Exercise instructions
All of the data below needs to be set down again, exactly as shown.

BEGIN Provided data

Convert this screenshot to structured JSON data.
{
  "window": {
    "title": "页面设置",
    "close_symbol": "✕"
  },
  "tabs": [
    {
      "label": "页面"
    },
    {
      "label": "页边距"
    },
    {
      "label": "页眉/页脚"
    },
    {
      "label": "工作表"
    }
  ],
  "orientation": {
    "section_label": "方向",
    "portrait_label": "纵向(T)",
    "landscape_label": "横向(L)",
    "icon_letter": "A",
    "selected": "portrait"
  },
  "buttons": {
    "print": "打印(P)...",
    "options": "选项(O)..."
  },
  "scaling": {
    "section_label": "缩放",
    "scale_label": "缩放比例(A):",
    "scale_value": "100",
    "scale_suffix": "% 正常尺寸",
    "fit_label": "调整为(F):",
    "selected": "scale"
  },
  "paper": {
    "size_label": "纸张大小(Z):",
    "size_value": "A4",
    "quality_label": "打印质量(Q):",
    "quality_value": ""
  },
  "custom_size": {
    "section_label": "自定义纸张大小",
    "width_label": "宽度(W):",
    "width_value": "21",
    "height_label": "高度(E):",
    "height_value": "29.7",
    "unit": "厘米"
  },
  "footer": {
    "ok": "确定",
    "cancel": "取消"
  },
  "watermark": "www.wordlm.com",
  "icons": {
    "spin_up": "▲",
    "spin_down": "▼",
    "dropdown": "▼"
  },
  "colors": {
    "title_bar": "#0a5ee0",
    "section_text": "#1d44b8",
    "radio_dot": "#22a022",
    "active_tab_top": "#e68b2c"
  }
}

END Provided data

Exercise result
Convert this screenshot to structured JSON data.
{
  "window": {
    "title": "页面设置",
    "close_symbol": "✕"
  },
  "tabs": [
    {
      "label": "页面"
    },
    {
      "label": "页边距"
    },
    {
      "label": "页眉/页脚"
    },
    {
      "label": "工作表"
    }
  ],
  "orientation": {
    "section_label": "方向",
    "portrait_label": "纵向(T)",
    "landscape_label": "横向(L)",
    "icon_letter": "A",
    "selected": "portrait"
  },
  "buttons": {
    "print": "打印(P)...",
    "options": "选项(O)..."
  },
  "scaling": {
    "section_label": "缩放",
    "scale_label": "缩放比例(A):",
    "scale_value": "100",
    "scale_suffix": "% 正常尺寸",
    "fit_label": "调整为(F):",
    "selected": "scale"
  },
  "paper": {
    "size_label": "纸张大小(Z):",
    "size_value": "A4",
    "quality_label": "打印质量(Q):",
    "quality_value": ""
  },
  "custom_size": {
    "section_label": "自定义纸张大小",
    "width_label": "宽度(W):",
    "width_value": "21",
    "height_label": "高度(E):",
    "height_value": "29.7",
    "unit": "厘米"
  },
  "footer": {
    "ok": "确定",
    "cancel": "取消"
  },
  "watermark": "www.wordlm.com",
  "icons": {
    "spin_up": "▲",
    "spin_down": "▼",
    "dropdown": "▼"
  },
  "colors": {
    "title_bar": "#0a5ee0",
    "section_text": "#1d44b8",
    "radio_dot": "#22a022",
    "active_tab_top": "#e68b2c"
  }
}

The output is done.